==== DATASET CONTENT ====

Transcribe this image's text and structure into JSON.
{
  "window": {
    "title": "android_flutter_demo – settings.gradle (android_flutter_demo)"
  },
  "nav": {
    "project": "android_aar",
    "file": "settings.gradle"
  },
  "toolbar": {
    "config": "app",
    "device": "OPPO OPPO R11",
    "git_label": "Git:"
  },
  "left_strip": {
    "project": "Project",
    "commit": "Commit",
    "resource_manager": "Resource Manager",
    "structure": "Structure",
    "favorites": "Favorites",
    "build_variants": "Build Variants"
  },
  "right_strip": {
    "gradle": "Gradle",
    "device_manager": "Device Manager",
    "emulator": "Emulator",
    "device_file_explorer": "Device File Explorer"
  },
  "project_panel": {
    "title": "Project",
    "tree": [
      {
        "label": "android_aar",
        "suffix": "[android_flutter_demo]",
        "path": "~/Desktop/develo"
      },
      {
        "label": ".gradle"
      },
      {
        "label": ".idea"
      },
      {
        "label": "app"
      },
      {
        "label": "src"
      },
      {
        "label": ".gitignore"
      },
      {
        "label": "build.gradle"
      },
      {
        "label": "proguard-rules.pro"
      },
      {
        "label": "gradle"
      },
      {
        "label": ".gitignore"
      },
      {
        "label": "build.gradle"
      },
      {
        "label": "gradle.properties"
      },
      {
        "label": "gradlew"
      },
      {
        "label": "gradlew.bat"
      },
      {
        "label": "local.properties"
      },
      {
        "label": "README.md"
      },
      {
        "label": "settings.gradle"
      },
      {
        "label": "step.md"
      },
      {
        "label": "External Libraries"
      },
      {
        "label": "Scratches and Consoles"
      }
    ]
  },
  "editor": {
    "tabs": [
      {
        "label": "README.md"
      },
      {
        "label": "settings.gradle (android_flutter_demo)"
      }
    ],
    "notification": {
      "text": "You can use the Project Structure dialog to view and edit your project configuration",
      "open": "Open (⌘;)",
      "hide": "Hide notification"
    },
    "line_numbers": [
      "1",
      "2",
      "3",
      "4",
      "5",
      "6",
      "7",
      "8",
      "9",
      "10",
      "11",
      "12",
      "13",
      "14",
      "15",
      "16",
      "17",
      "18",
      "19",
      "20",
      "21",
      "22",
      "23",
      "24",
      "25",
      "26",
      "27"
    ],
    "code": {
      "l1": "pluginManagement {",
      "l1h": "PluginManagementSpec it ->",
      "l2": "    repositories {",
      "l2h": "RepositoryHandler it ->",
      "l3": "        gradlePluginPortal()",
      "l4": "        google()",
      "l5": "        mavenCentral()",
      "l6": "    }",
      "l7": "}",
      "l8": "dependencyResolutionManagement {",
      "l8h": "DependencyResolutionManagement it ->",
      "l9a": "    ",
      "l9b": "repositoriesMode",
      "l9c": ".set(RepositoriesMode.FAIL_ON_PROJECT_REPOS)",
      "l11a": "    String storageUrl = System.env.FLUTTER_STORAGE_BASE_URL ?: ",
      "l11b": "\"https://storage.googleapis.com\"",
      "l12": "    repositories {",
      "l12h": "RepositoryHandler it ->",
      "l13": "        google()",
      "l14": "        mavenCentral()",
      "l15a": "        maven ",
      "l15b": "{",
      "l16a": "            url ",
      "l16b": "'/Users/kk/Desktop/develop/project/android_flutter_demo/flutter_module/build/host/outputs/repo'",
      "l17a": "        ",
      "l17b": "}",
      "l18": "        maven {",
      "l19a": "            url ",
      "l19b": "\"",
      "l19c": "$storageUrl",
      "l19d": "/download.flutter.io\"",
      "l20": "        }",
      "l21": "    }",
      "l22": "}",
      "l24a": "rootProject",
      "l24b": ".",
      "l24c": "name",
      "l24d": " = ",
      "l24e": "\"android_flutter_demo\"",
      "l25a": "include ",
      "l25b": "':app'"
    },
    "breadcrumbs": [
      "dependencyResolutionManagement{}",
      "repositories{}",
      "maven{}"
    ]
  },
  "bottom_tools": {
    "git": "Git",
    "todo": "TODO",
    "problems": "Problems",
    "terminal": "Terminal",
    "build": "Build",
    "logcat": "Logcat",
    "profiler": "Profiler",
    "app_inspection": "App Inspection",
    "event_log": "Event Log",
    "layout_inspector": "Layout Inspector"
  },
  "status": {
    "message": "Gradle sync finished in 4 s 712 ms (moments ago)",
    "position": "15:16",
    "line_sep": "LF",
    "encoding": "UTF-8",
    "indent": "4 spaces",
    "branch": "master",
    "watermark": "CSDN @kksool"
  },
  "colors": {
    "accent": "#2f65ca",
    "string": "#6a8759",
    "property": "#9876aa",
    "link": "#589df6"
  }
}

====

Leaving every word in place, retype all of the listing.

Transcribe this image's text and structure into JSON.
{
  "window": {
    "title": "android_flutter_demo – settings.gradle (android_flutter_demo)"
  },
  "nav": {
    "project": "android_aar",
    "file": "settings.gradle"
  },
  "toolbar": {
    "config": "app",
    "device": "OPPO OPPO R11",
    "git_label": "Git:"
  },
  "left_strip": {
    "project": "Project",
    "commit": "Commit",
    "resource_manager": "Resource Manager",
    "structure": "Structure",
    "favorites": "Favorites",
    "build_variants": "Build Variants"
  },
  "right_strip": {
    "gradle": "Gradle",
    "device_manager": "Device Manager",
    "emulator": "Emulator",
    "device_file_explorer": "Device File Explorer"
  },
  "project_panel": {
    "title": "Project",
    "tree": [
      {
        "label": "android_aar",
        "suffix": "[android_flutter_demo]",
        "path": "~/Desktop/develo"
      },
      {
        "label": ".gradle"
      },
      {
        "label": ".idea"
      },
      {
        "label": "app"
      },
      {
        "label": "src"
      },
      {
        "label": ".gitignore"
      },
      {
        "label": "build.gradle"
      },
      {
        "label": "proguard-rules.pro"
      },
      {
        "label": "gradle"
      },
      {
        "label": ".gitignore"
      },
      {
        "label": "build.gradle"
      },
      {
        "label": "gradle.properties"
      },
      {
        "label": "gradlew"
      },
      {
        "label": "gradlew.bat"
      },
      {
        "label": "local.properties"
      },
      {
        "label": "README.md"
      },
      {
        "label": "settings.gradle"
      },
      {
        "label": "step.md"
      },
      {
        "label": "External Libraries"
      },
      {
        "label": "Scratches and Consoles"
      }
    ]
  },
  "editor": {
    "tabs": [
      {
        "label": "README.md"
      },
      {
        "label": "settings.gradle (android_flutter_demo)"
      }
    ],
    "notification": {
      "text": "You can use the Project Structure dialog to view and edit your project configuration",
      "open": "Open (⌘;)",
      "hide": "Hide notification"
    },
    "line_numbers": [
      "1",
      "2",
      "3",
      "4",
      "5",
      "6",
      "7",
      "8",
      "9",
      "10",
      "11",
      "12",
      "13",
      "14",
      "15",
      "16",
      "17",
      "18",
      "19",
      "20",
      "21",
      "22",
      "23",
      "24",
      "25",
      "26",
      "27"
    ],
    "code": {
      "l1": "pluginManagement {",
      "l1h": "PluginManagementSpec it ->",
      "l2": "    repositories {",
      "l2h": "RepositoryHandler it ->",
      "l3": "        gradlePluginPortal()",
      "l4": "        google()",
      "l5": "        mavenCentral()",
      "l6": "    }",
      "l7": "}",
      "l8": "dependencyResolutionManagement {",
      "l8h": "DependencyResolutionManagement it ->",
      "l9a": "    ",
      "l9b": "repositoriesMode",
      "l9c": ".set(RepositoriesMode.FAIL_ON_PROJECT_REPOS)",
      "l11a": "    String storageUrl = System.env.FLUTTER_STORAGE_BASE_URL ?: ",
      "l11b": "\"https://storage.googleapis.com\"",
      "l12": "    repositories {",
      "l12h": "RepositoryHandler it ->",
      "l13": "        google()",
      "l14": "        mavenCentral()",
      "l15a": "        maven ",
      "l15b": "{",
      "l16a": "            url ",
      "l16b": "'/Users/kk/Desktop/develop/project/android_flutter_demo/flutter_module/build/host/outputs/repo'",
      "l17a": "        ",
      "l17b": "}",
      "l18": "        maven {",
      "l19a": "            url ",
      "l19b": "\"",
      "l19c": "$storageUrl",
      "l19d": "/download.flutter.io\"",
      "l20": "        }",
      "l21": "    }",
      "l22": "}",
      "l24a": "rootProject",
      "l24b": ".",
      "l24c": "name",
      "l24d": " = ",
      "l24e": "\"android_flutter_demo\"",
      "l25a": "include ",
      "l25b": "':app'"
    },
    "breadcrumbs": [
      "dependencyResolutionManagement{}",
      "repositories{}",
      "maven{}"
    ]
  },
  "bottom_tools": {
    "git": "Git",
    "todo": "TODO",
    "problems": "Problems",
    "terminal": "Terminal",
    "build": "Build",
    "logcat": "Logcat",
    "profiler": "Profiler",
    "app_inspection": "App Inspection",
    "event_log": "Event Log",
    "layout_inspector": "Layout Inspector"
  },
  "status": {
    "message": "Gradle sync finished in 4 s 712 ms (moments ago)",
    "position": "15:16",
    "line_sep": "LF",
    "encoding": "UTF-8",
    "indent": "4 spaces",
    "branch": "master",
    "watermark": "CSDN @kksool"
  },
  "colors": {
    "accent": "#2f65ca",
    "string": "#6a8759",
    "property": "#9876aa",
    "link": "#589df6"
  }
}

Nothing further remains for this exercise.